Local demands for better air quality resurfaced again in 2014, when seven people were hospitalized due to sulfur emissions. After breaking up the riot officialsadmitted they had found a “leak in the damper valve,” but there was “no records of hospitalization.” However the anger that resurfaced from this event was quickly overshadowed by a new challenge.
According to Bloomberg Business, this past September the Mopani Copper Mine announced that it will be closing for 18 months to “refurbish assets and lower production costs.” This $950 million project comes as a reaction to falling global metal prices, and the downward spiral of Glencore’s stock. As a result, at least 3,800 employees will be laid off, without the promise of rehire.
For me this case study is deeply personal. After just one month living in a town near this mine, I returned to the United States with asthma. A round of steroids and fresh Florida air cured my temporary condition, but the citizens living around Mufulira and other such production plants do not enjoy such luxuries. Like so many other marginalized communities, the citizens of Mufulira have had to wrestle with the question: is everyday livelihood more important than the long-term health of a community? If not, how can workers demand for Glencore to improve its environmental standards at major layoffs in sight?

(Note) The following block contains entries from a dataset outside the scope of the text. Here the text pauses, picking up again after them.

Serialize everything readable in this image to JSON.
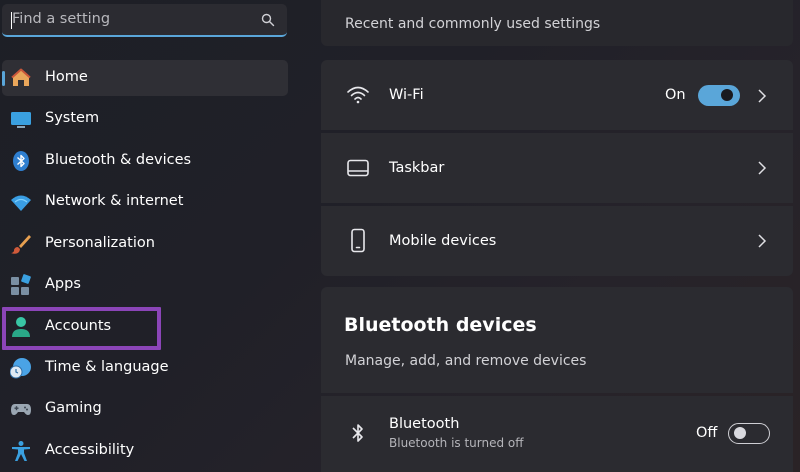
{
  "search": {
    "placeholder": "Find a setting"
  },
  "sidebar": {
    "items": [
      {
        "label": "Home",
        "icon": "home-icon"
      },
      {
        "label": "System",
        "icon": "monitor-icon"
      },
      {
        "label": "Bluetooth & devices",
        "icon": "bluetooth-icon"
      },
      {
        "label": "Network & internet",
        "icon": "wifi-icon"
      },
      {
        "label": "Personalization",
        "icon": "brush-icon"
      },
      {
        "label": "Apps",
        "icon": "apps-icon"
      },
      {
        "label": "Accounts",
        "icon": "person-icon"
      },
      {
        "label": "Time & language",
        "icon": "globe-clock-icon"
      },
      {
        "label": "Gaming",
        "icon": "gamepad-icon"
      },
      {
        "label": "Accessibility",
        "icon": "accessibility-icon"
      }
    ],
    "selected": "Home",
    "highlighted": "Accounts"
  },
  "main": {
    "recent_subtitle": "Recent and commonly used settings",
    "recent_items": [
      {
        "label": "Wi-Fi",
        "icon": "wifi-icon",
        "toggle_text": "On",
        "toggle_on": true
      },
      {
        "label": "Taskbar",
        "icon": "taskbar-icon"
      },
      {
        "label": "Mobile devices",
        "icon": "phone-icon"
      }
    ],
    "bluetooth_section": {
      "title": "Bluetooth devices",
      "subtitle": "Manage, add, and remove devices",
      "item": {
        "label": "Bluetooth",
        "sublabel": "Bluetooth is turned off",
        "icon": "bluetooth-icon",
        "toggle_text": "Off",
        "toggle_on": false
      }
    }
  },
  "colors": {
    "accent": "#5aa6d9",
    "highlight_box": "#8b45b8",
    "card": "#2b2b30"
  }
}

Last month the Paris Agreement of 2015 included 200 countries that set challenging goals to reduce harmful emissions. While these globally standardized objectives are promising for future generations, communities like Mufulira offer a human narrative behind the bullet pointed desired outcomes, and beg for heightened accountability among the private sector—here, and now.
Deborah Carey is a student in the School of International Service class of 2017. She can be contacted at email@example.com.
All views expressed are solely those of the author, and do not necessarily reflect the views of the World Mind or of Clocks and Clouds.